NYC/DOT Report Shows A Slight Year-Over-Year Decline in Deaths and Injuries Involving Vehicles and Pedestrians
From January through May 2017, the New York City Department of Transportation reported 46 pedestrians and cyclists killed by NYC motorists (7 in the month of May), and 5,577 injured (1,250 in the fifth month of the same year) compared to 56 deaths and 5,928 injuries in the first five months of 2016.
City Hall’s statistics vary slightly from DOT’s figures. The mayor’s office reported ten people died in New York City traffic in May, and 1,939 were injured, according to Vision Zero Action Plan’s crash data map. “Despite slight discrepancies in the two reports, “Jay W. Dankner, Managing Partner of the auto accident injury law firm of Dankner Milstein said, “the decrease in pedestrian injuries and deaths through May of 2017 is a step in the right direction”.

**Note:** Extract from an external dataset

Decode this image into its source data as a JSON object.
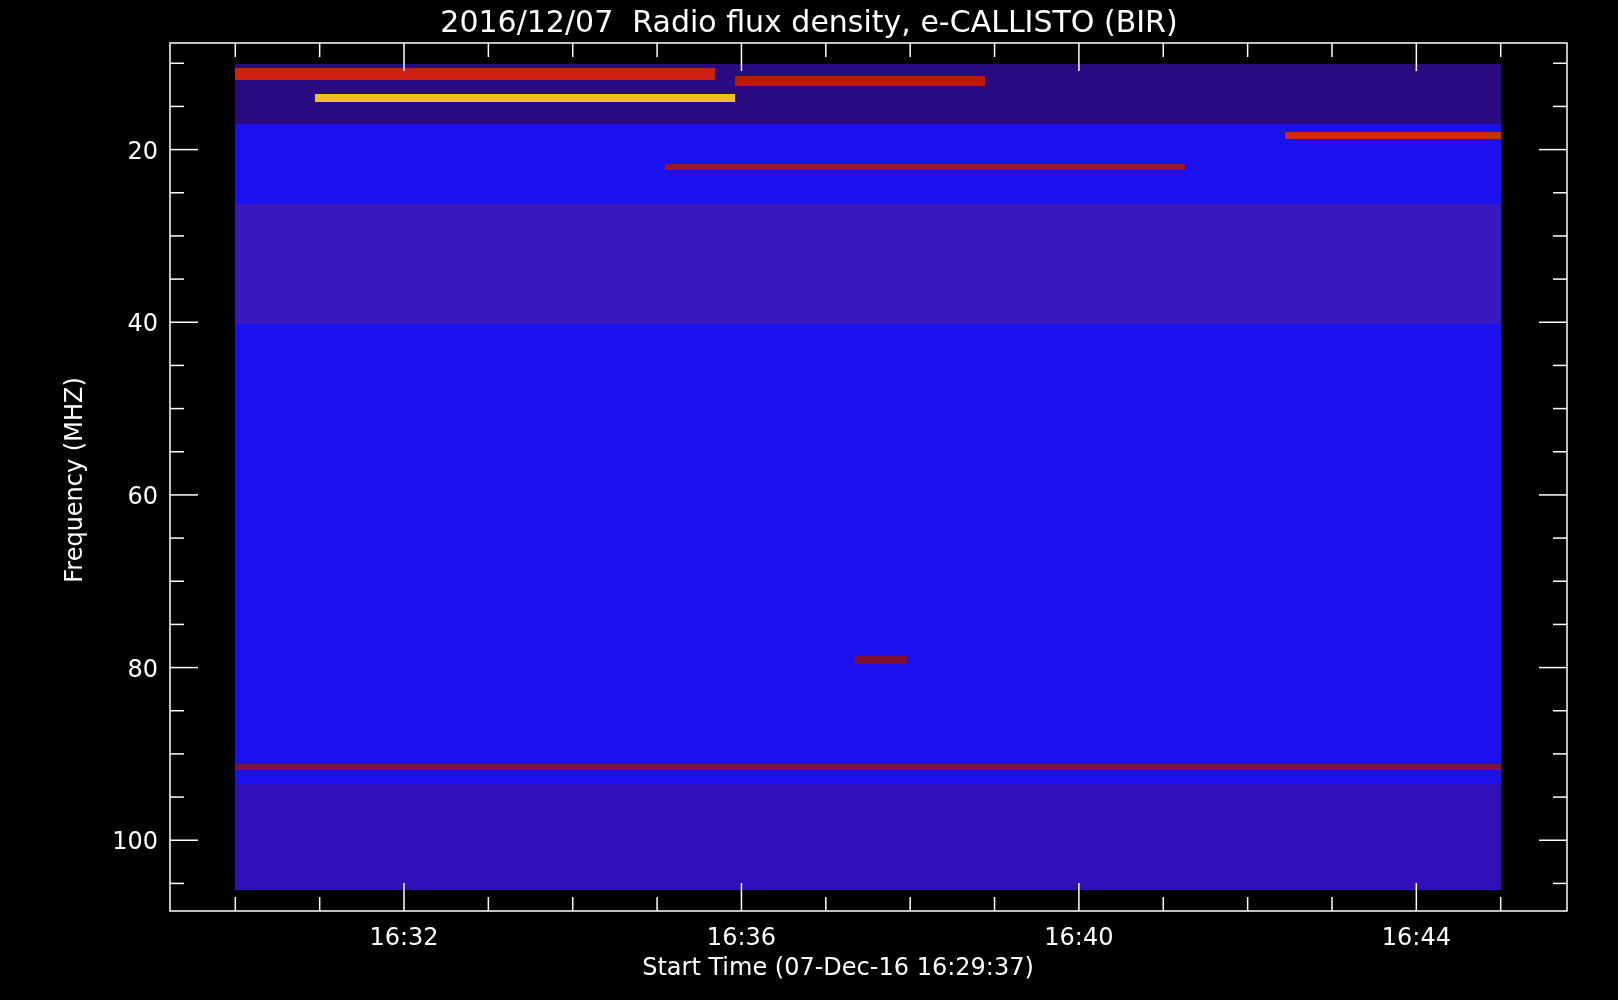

“But the city needs to keep the pressure on motorists to slow down, and stay off their mobile devices when traveling through our city,” Dankner added. “And those who ignore the law must pay the price.” According to Dankner, nearly half of motorists who kill a New York City pedestrian, or cyclist do not receive so much as a citation for careless driving. The same goes for cyclists who disregard stop signs, traffic lights and other signals designed to make city streets safer for pedestrians. “Cyclists need to get it into their heads,” Dankner said, “that they are legally required to follow the same traffic rules and regulations as do people behind the wheel of cars and trucks.” Three motor vehicle occupants died in the city in May, according to the City Hall’s crash data map, and 3,638 were injured. (The reporters who researched this blog could not find comparative vehicle occupant death and injury statistics from the DOT). Citywide, six pedestrians, and one cyclist were fatally struck by drivers in April. Among the victims were three seniors who died from their injuries. Citywide, 857 pedestrians, and 393 cyclists were reported hurt in collisions with motor vehicles.
“I appreciate the efforts Mayor de Blasio is making to improve pedestrian safety,” Dankner said. “But the NYPD needs to do more. Their policy has not changed since the 2014 launch of the Vision Zero program. Far too few of the crashes listed in both the DOT and City Hall’s database was investigated by the NYPD.” Of six fatal crashes on surface streets reported by Streetsblog and other reliable pedestrian safety advocacy groups, only two motorists were known to have been charged with causing a death.
Note: The data above does not include the injuries and fatalities caused by Richard Rojas, who was accused of deliberately striking more than 20 people as he drove on the sidewalk on Seventh Avenue in Times Square. Rojas was charged with murder for one victim’s death, in addition to multiple counts of attempted murder and assault. The NYPD responded to Rojas’s rampage by placing barricades and other obstacles in the Seventh Avenue protected bike lane, which according to Streetsblog makes the street less safe for cyclists.
The City reported that thousands of locals who live on especially accident-ridden streets repeatedly had asked the city for “traffic-calming measures to slow speeding motorists.” Data made available to NYC media outlets back in the Spring of this year revealed that law enforcement comes down harder on drivers who were found to be under the influence of marijuana or alcohol. In those instances, a much higher percentage of careless drivers were charged with manslaughter. Drivers of private garbage trucks, which have the highest pedestrian kill rate of any type of vehicle in NYC, have fatally struck at least eight people since 2015, according to data tracked by Streetsblog.
For more information, contact the top New York auto accident injury law the firm of Dankner Milstein, P.C. by calling 212-751- 8000. Or you can E-mail one of the firm’s lawyers for a free consultation.